- _Assignment_
Take each line of the material that includes "details" and copy it.

** Opening Exercise material block **

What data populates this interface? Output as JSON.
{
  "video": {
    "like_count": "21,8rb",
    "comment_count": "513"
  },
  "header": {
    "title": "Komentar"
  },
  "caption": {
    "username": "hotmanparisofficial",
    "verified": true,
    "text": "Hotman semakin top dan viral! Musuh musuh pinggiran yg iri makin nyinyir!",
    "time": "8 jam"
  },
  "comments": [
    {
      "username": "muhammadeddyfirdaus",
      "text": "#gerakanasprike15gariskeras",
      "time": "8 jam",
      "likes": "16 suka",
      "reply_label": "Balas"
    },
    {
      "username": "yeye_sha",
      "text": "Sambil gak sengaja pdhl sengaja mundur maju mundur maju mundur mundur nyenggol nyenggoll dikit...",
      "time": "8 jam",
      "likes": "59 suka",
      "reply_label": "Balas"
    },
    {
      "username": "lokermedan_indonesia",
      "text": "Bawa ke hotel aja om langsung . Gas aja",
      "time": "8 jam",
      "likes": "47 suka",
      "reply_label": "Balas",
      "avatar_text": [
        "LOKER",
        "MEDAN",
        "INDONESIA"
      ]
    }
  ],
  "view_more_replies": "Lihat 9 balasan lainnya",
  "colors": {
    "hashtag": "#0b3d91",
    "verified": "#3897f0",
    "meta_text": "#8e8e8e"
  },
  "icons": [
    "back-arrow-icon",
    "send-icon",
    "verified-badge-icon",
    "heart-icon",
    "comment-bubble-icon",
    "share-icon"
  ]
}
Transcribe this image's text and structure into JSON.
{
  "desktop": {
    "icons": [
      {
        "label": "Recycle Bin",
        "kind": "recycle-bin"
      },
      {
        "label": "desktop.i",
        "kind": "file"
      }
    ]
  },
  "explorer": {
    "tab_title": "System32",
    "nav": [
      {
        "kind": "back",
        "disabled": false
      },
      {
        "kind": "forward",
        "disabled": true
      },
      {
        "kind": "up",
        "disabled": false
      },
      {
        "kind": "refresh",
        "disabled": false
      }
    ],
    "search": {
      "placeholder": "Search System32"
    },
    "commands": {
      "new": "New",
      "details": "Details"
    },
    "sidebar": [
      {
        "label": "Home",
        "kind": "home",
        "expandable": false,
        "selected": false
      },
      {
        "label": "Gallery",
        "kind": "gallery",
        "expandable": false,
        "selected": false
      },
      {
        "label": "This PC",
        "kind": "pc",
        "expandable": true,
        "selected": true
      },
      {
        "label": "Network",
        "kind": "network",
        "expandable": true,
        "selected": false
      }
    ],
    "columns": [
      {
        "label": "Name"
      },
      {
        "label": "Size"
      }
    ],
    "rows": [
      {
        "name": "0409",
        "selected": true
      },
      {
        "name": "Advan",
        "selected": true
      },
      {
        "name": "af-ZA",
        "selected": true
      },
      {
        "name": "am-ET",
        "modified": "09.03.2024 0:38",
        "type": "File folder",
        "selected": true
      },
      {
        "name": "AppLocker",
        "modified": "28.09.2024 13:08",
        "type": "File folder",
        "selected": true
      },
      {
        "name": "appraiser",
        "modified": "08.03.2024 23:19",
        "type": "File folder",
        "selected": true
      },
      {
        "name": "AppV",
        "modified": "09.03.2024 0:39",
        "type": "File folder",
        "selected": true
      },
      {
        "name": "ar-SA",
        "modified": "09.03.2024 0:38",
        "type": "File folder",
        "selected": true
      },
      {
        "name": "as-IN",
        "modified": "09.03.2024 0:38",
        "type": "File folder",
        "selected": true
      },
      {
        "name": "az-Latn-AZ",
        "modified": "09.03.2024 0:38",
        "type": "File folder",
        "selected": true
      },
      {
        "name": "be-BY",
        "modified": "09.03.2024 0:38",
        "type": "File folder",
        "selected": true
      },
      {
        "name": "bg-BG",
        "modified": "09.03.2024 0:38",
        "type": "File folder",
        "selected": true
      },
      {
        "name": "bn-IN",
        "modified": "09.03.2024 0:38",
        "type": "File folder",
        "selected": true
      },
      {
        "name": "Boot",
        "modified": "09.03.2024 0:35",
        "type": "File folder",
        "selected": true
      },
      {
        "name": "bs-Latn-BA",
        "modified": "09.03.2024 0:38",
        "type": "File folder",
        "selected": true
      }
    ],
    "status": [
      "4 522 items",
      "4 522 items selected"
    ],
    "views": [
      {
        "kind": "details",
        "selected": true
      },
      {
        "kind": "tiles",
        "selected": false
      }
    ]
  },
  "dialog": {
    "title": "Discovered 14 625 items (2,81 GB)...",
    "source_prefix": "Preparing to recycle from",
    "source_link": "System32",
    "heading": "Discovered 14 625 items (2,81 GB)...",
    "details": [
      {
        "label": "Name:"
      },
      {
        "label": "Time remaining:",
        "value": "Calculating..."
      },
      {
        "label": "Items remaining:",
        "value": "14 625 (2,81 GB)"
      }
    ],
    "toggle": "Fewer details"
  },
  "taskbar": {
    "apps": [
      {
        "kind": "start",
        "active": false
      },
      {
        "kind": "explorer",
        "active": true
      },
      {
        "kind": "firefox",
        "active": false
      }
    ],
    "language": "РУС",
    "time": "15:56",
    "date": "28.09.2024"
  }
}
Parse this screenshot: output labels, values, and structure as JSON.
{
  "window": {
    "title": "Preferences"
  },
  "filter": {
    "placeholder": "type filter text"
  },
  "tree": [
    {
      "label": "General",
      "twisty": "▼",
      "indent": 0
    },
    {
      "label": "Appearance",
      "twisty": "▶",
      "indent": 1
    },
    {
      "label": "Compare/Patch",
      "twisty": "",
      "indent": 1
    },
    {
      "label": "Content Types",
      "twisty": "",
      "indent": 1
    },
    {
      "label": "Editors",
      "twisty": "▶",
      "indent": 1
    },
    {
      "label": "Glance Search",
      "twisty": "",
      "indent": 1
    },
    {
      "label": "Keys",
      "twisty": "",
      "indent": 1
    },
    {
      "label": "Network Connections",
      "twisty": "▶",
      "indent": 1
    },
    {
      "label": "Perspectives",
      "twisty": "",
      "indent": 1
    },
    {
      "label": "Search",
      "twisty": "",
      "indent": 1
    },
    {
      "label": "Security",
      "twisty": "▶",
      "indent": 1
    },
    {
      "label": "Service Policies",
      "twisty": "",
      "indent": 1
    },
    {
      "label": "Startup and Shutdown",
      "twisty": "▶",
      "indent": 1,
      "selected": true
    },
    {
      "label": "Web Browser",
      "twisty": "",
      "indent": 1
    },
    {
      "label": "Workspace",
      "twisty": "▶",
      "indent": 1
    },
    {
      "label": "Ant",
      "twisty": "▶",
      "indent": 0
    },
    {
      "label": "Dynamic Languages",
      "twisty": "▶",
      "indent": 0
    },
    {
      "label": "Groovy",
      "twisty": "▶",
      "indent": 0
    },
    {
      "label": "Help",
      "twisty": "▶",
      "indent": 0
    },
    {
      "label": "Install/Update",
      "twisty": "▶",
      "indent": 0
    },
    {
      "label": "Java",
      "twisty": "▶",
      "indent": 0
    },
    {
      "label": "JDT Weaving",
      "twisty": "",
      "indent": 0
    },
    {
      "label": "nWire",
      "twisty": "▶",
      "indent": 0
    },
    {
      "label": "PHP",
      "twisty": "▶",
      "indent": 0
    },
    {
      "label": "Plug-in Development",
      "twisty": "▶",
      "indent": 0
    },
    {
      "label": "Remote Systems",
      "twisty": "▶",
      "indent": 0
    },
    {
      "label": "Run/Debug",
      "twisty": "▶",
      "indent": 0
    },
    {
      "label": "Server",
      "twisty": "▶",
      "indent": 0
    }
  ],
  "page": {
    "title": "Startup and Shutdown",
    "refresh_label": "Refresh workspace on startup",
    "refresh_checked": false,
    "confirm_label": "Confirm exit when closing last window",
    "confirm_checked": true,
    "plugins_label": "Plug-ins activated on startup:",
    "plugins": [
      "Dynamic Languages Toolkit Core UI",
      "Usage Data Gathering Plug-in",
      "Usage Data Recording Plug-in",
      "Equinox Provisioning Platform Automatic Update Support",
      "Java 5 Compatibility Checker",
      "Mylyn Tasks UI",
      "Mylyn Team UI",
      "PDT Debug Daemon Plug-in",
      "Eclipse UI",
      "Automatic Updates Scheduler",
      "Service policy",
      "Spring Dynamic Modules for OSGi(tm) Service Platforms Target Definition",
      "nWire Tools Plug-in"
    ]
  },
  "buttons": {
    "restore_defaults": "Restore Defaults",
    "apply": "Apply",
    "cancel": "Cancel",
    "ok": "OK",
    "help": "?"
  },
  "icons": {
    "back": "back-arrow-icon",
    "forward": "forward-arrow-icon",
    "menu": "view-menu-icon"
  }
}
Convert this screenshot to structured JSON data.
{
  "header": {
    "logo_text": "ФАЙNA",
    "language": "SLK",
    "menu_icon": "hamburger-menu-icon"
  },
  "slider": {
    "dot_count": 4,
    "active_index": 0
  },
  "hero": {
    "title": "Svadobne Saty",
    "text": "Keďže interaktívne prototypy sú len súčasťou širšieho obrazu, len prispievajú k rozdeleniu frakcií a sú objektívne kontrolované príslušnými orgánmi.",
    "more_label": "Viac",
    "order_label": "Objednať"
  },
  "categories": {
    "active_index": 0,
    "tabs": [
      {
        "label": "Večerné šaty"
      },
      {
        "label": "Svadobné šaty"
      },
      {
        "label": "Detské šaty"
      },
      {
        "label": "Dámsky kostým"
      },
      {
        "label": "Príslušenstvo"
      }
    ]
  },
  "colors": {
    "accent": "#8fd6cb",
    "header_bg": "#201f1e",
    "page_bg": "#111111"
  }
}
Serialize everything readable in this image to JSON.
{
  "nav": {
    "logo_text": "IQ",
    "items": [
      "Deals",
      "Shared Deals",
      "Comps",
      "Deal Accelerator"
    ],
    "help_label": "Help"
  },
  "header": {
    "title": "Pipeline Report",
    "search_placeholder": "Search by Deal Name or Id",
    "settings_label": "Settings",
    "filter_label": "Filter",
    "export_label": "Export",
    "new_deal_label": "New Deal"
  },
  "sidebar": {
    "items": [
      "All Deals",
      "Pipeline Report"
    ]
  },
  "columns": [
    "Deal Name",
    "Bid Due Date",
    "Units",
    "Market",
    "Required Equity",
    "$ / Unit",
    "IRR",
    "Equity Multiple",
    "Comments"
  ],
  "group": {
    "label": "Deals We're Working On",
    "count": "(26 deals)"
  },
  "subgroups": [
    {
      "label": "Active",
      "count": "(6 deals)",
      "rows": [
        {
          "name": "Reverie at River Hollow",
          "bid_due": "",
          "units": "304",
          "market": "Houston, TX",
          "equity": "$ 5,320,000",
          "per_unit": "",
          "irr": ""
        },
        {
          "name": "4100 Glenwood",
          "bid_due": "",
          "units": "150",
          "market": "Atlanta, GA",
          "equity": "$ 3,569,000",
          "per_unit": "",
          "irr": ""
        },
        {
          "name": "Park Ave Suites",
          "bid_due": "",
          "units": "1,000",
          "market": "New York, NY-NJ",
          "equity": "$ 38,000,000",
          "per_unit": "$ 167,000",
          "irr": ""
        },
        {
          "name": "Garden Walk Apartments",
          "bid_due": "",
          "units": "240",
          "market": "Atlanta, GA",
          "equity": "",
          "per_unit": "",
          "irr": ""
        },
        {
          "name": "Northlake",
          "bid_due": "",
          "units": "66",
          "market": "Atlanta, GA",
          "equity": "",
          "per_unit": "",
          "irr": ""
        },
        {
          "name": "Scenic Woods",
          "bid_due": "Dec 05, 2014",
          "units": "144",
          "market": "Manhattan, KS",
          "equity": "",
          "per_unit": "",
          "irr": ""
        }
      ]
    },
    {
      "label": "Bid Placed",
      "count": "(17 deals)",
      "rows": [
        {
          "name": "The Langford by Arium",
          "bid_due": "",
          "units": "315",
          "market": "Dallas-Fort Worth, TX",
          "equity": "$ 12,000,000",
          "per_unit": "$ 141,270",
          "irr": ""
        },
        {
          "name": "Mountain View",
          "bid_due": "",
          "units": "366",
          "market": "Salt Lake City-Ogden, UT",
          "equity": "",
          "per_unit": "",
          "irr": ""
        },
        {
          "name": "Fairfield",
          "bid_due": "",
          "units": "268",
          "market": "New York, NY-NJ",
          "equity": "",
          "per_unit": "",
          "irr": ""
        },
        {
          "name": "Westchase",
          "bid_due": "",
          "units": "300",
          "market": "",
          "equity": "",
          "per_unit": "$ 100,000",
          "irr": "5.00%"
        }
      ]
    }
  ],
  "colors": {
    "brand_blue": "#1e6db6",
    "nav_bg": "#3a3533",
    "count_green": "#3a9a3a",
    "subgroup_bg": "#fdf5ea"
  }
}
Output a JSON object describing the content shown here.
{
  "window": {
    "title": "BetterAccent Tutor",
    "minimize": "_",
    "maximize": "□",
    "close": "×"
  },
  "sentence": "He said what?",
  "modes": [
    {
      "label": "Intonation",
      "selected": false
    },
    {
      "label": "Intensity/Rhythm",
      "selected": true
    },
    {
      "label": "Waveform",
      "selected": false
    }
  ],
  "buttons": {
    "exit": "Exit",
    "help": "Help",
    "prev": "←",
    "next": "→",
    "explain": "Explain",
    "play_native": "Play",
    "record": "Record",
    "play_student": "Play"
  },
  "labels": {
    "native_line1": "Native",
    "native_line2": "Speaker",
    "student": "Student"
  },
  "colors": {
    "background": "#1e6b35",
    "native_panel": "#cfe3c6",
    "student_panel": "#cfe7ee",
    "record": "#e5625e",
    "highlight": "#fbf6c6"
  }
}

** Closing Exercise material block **

- _Completed exercise_
      "details": "Details"
        "kind": "details",
    "details": [
    "toggle": "Fewer details"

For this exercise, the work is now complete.